● **Assigned task**
Because the images are not wanted, restate every line below word for word without them.

● **Material supplied**
----------------------------------------

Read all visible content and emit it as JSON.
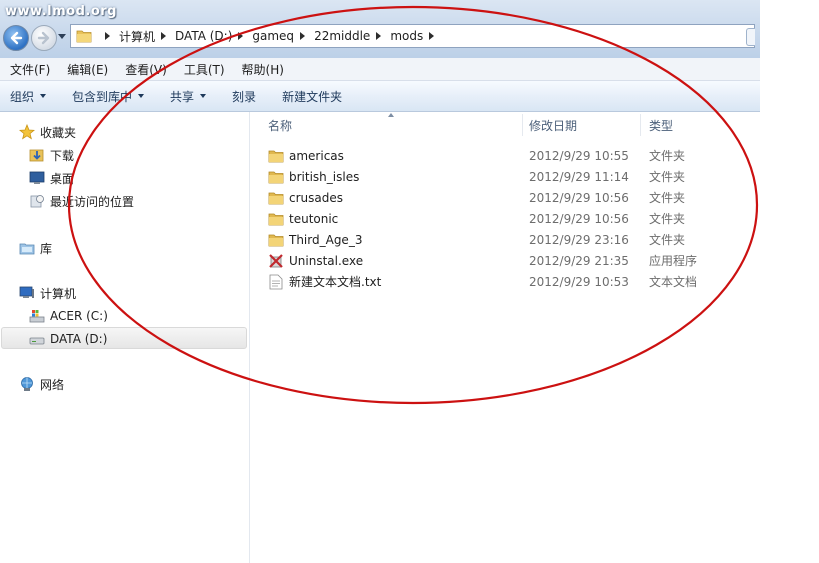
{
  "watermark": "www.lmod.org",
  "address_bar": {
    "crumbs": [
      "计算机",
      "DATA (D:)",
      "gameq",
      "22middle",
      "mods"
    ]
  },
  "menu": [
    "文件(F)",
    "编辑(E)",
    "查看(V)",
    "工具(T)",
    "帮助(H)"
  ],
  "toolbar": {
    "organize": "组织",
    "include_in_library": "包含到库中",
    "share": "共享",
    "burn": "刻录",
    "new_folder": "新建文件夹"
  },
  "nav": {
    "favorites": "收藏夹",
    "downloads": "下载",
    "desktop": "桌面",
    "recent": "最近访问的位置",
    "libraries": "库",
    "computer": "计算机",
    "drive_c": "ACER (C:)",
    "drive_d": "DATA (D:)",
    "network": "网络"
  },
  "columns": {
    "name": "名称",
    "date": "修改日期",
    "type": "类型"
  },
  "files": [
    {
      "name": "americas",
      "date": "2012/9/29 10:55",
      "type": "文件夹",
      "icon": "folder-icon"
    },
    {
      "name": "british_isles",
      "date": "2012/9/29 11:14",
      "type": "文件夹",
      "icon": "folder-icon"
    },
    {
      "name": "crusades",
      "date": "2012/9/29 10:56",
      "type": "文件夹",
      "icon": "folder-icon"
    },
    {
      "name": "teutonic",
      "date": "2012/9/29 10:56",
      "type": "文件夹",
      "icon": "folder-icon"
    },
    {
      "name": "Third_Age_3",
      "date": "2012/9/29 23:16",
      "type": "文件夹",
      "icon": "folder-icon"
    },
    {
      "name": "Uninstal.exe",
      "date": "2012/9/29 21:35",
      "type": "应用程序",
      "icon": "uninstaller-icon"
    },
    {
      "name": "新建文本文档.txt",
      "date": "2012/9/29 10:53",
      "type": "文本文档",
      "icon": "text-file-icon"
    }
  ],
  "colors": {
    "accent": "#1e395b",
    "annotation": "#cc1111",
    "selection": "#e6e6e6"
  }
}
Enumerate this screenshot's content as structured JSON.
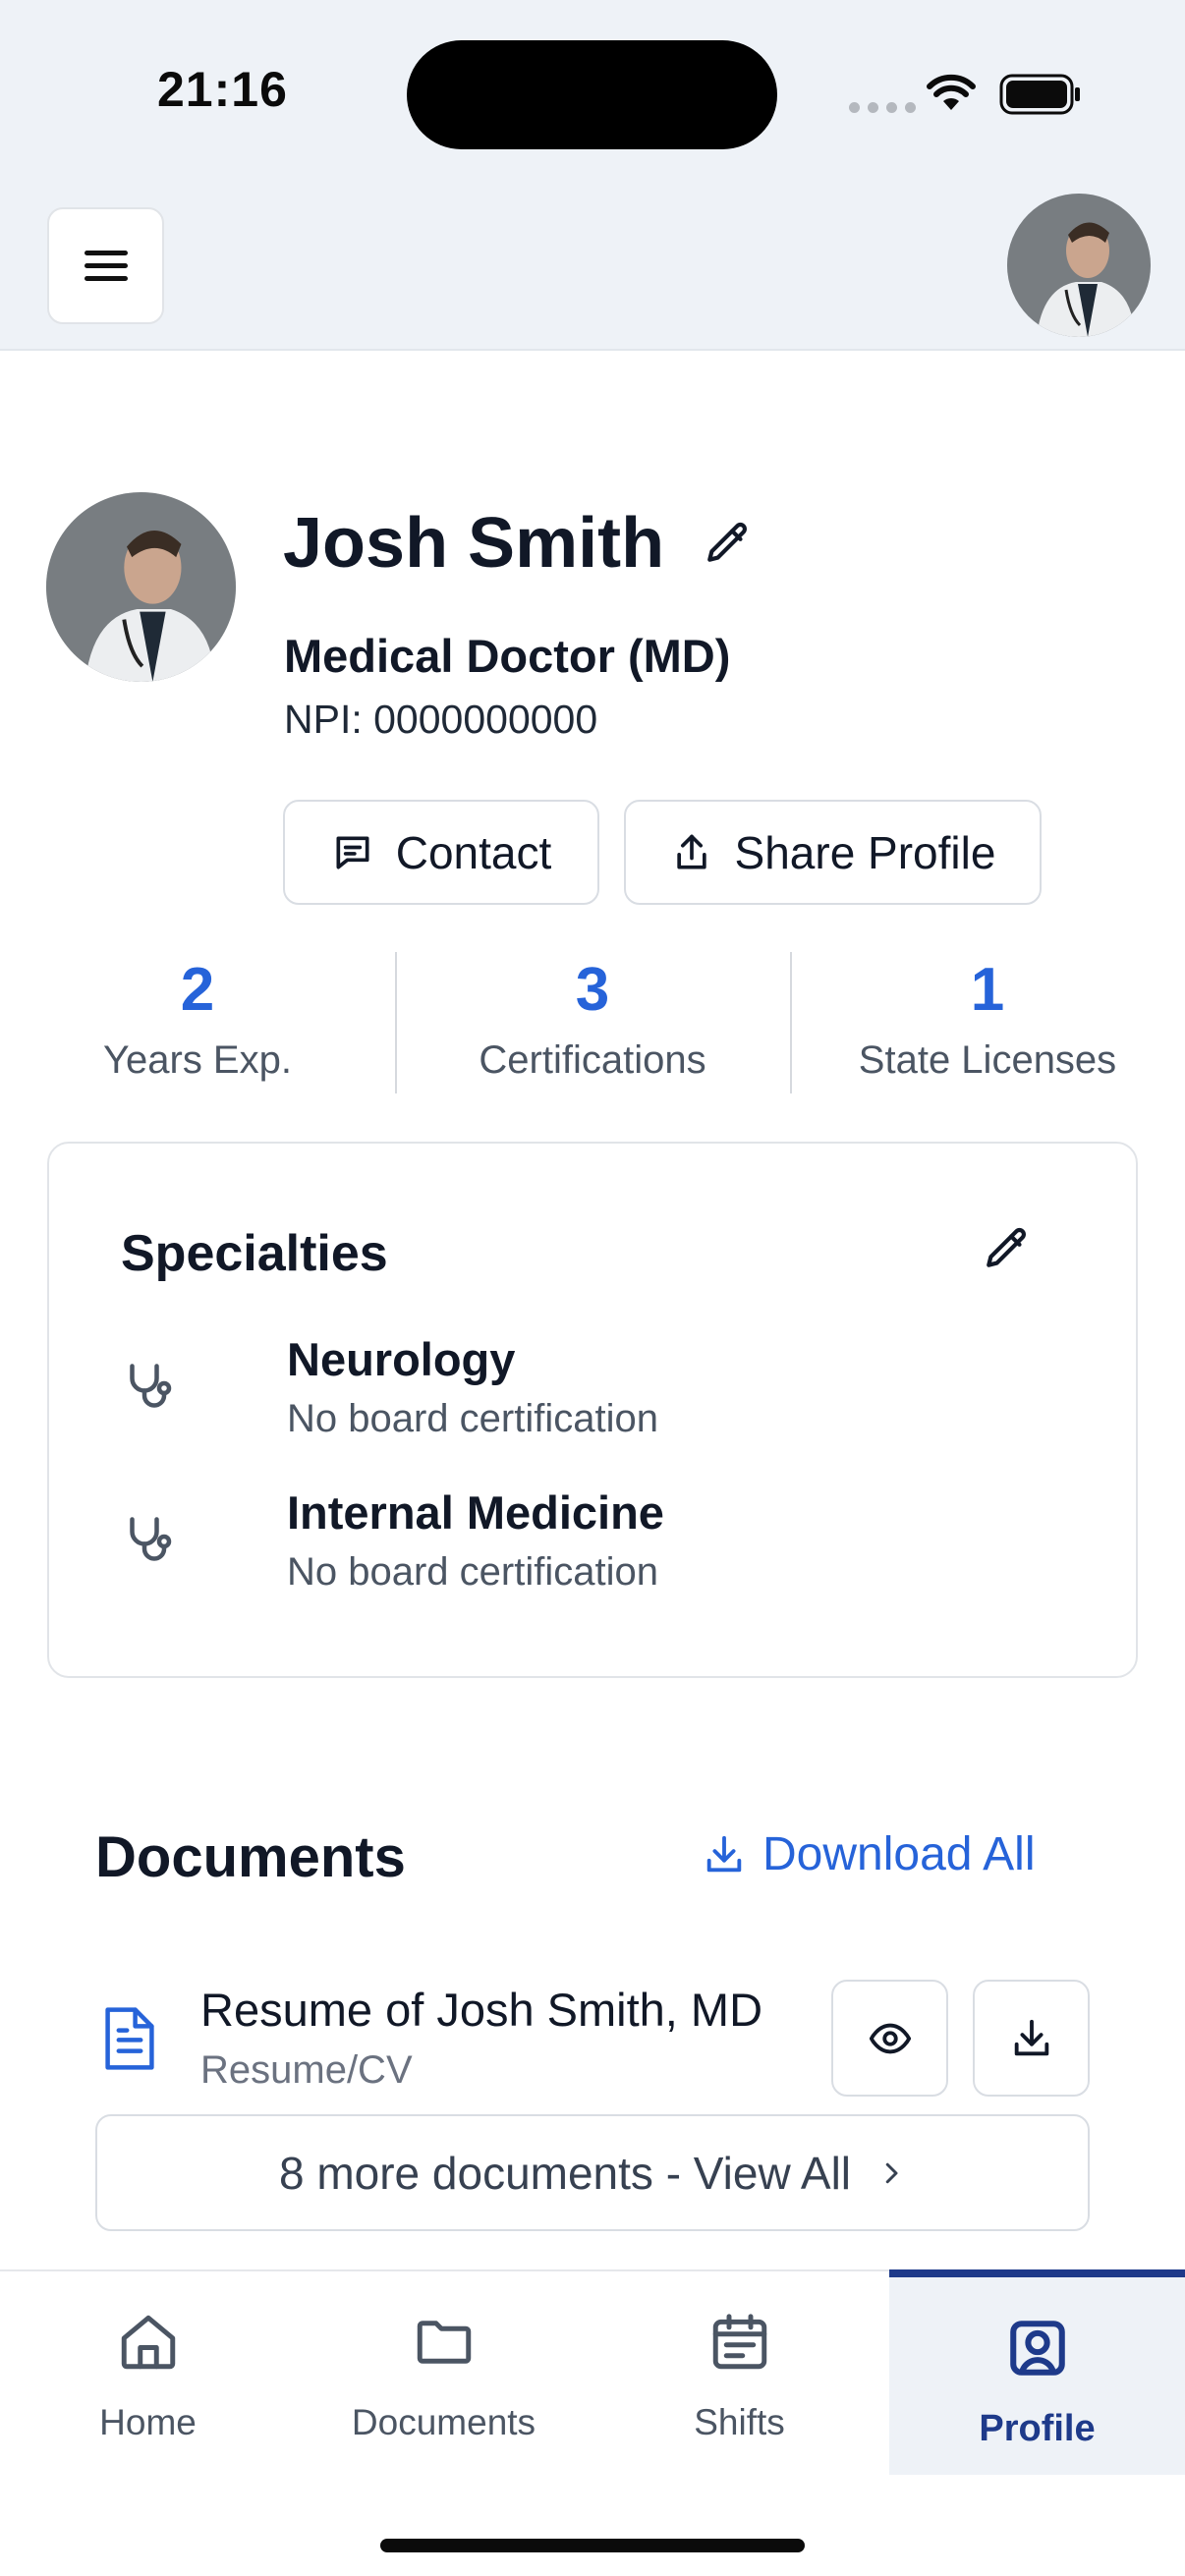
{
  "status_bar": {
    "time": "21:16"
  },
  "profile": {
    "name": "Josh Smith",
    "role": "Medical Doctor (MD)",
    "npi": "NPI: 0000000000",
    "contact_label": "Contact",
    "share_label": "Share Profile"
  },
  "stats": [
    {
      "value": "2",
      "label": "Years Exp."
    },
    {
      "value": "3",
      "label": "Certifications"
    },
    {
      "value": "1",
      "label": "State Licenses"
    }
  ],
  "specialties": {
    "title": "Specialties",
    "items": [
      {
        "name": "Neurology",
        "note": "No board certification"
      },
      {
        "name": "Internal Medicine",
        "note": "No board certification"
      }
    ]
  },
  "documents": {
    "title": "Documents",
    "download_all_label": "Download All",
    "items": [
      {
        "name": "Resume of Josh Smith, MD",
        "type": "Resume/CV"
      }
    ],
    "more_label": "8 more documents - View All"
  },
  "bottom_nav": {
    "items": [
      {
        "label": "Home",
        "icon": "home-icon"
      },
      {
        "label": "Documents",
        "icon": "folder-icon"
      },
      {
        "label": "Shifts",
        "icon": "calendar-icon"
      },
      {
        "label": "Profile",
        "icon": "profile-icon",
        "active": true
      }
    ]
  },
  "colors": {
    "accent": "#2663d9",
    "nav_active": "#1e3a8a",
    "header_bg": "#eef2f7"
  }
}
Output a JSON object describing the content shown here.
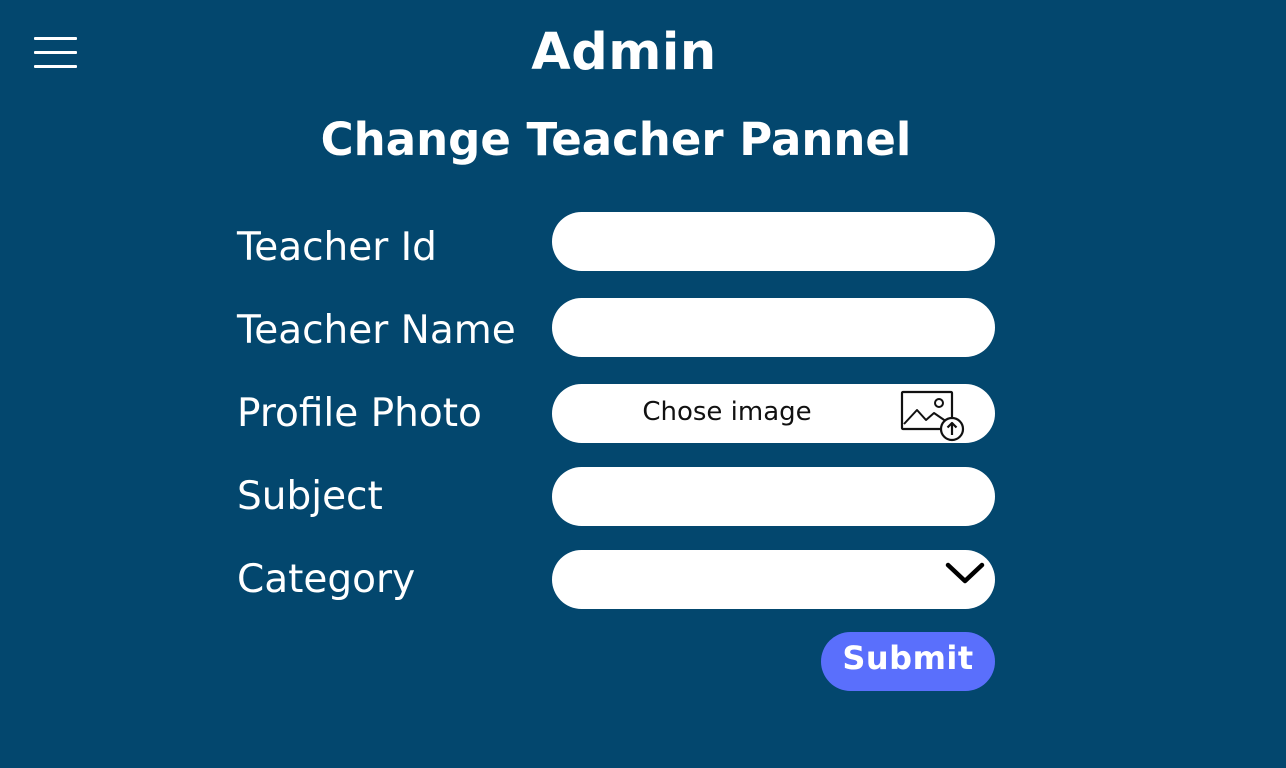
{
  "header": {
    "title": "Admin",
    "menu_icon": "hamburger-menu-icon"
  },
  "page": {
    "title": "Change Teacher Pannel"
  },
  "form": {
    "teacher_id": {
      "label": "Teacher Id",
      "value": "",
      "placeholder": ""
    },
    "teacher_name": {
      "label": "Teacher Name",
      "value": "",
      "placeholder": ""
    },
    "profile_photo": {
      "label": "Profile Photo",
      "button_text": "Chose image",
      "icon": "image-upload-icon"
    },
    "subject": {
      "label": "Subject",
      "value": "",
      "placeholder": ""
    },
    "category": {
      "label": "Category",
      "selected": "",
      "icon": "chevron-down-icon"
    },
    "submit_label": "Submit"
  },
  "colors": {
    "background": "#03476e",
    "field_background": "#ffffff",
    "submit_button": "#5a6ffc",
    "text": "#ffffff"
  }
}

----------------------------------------

● **Completed exercise**
Read all visible content and emit it as JSON.
{
  "watermark": "www.lmod.org",
  "address_bar": {
    "crumbs": [
      "计算机",
      "DATA (D:)",
      "gameq",
      "22middle",
      "mods"
    ]
  },
  "menu": [
    "文件(F)",
    "编辑(E)",
    "查看(V)",
    "工具(T)",
    "帮助(H)"
  ],
  "toolbar": {
    "organize": "组织",
    "include_in_library": "包含到库中",
    "share": "共享",
    "burn": "刻录",
    "new_folder": "新建文件夹"
  },
  "nav": {
    "favorites": "收藏夹",
    "downloads": "下载",
    "desktop": "桌面",
    "recent": "最近访问的位置",
    "libraries": "库",
    "computer": "计算机",
    "drive_c": "ACER (C:)",
    "drive_d": "DATA (D:)",
    "network": "网络"
  },
  "columns": {
    "name": "名称",
    "date": "修改日期",
    "type": "类型"
  },
  "files": [
    {
      "name": "americas",
      "date": "2012/9/29 10:55",
      "type": "文件夹",
      "icon": "folder-icon"
    },
    {
      "name": "british_isles",
      "date": "2012/9/29 11:14",
      "type": "文件夹",
      "icon": "folder-icon"
    },
    {
      "name": "crusades",
      "date": "2012/9/29 10:56",
      "type": "文件夹",
      "icon": "folder-icon"
    },
    {
      "name": "teutonic",
      "date": "2012/9/29 10:56",
      "type": "文件夹",
      "icon": "folder-icon"
    },
    {
      "name": "Third_Age_3",
      "date": "2012/9/29 23:16",
      "type": "文件夹",
      "icon": "folder-icon"
    },
    {
      "name": "Uninstal.exe",
      "date": "2012/9/29 21:35",
      "type": "应用程序",
      "icon": "uninstaller-icon"
    },
    {
      "name": "新建文本文档.txt",
      "date": "2012/9/29 10:53",
      "type": "文本文档",
      "icon": "text-file-icon"
    }
  ],
  "colors": {
    "accent": "#1e395b",
    "annotation": "#cc1111",
    "selection": "#e6e6e6"
  }
}
Enumerate this screenshot's content as structured JSON.
{
  "status_bar": {
    "time": "21:16"
  },
  "profile": {
    "name": "Josh Smith",
    "role": "Medical Doctor (MD)",
    "npi": "NPI: 0000000000",
    "contact_label": "Contact",
    "share_label": "Share Profile"
  },
  "stats": [
    {
      "value": "2",
      "label": "Years Exp."
    },
    {
      "value": "3",
      "label": "Certifications"
    },
    {
      "value": "1",
      "label": "State Licenses"
    }
  ],
  "specialties": {
    "title": "Specialties",
    "items": [
      {
        "name": "Neurology",
        "note": "No board certification"
      },
      {
        "name": "Internal Medicine",
        "note": "No board certification"
      }
    ]
  },
  "documents": {
    "title": "Documents",
    "download_all_label": "Download All",
    "items": [
      {
        "name": "Resume of Josh Smith, MD",
        "type": "Resume/CV"
      }
    ],
    "more_label": "8 more documents - View All"
  },
  "bottom_nav": {
    "items": [
      {
        "label": "Home",
        "icon": "home-icon"
      },
      {
        "label": "Documents",
        "icon": "folder-icon"
      },
      {
        "label": "Shifts",
        "icon": "calendar-icon"
      },
      {
        "label": "Profile",
        "icon": "profile-icon",
        "active": true
      }
    ]
  },
  "colors": {
    "accent": "#2663d9",
    "nav_active": "#1e3a8a",
    "header_bg": "#eef2f7"
  }
}
Output a JSON object describing the content shown here.
{
  "header": {
    "title": "Admin",
    "menu_icon": "hamburger-menu-icon"
  },
  "page": {
    "title": "Change Teacher Pannel"
  },
  "form": {
    "teacher_id": {
      "label": "Teacher Id",
      "value": "",
      "placeholder": ""
    },
    "teacher_name": {
      "label": "Teacher Name",
      "value": "",
      "placeholder": ""
    },
    "profile_photo": {
      "label": "Profile Photo",
      "button_text": "Chose image",
      "icon": "image-upload-icon"
    },
    "subject": {
      "label": "Subject",
      "value": "",
      "placeholder": ""
    },
    "category": {
      "label": "Category",
      "selected": "",
      "icon": "chevron-down-icon"
    },
    "submit_label": "Submit"
  },
  "colors": {
    "background": "#03476e",
    "field_background": "#ffffff",
    "submit_button": "#5a6ffc",
    "text": "#ffffff"
  }
}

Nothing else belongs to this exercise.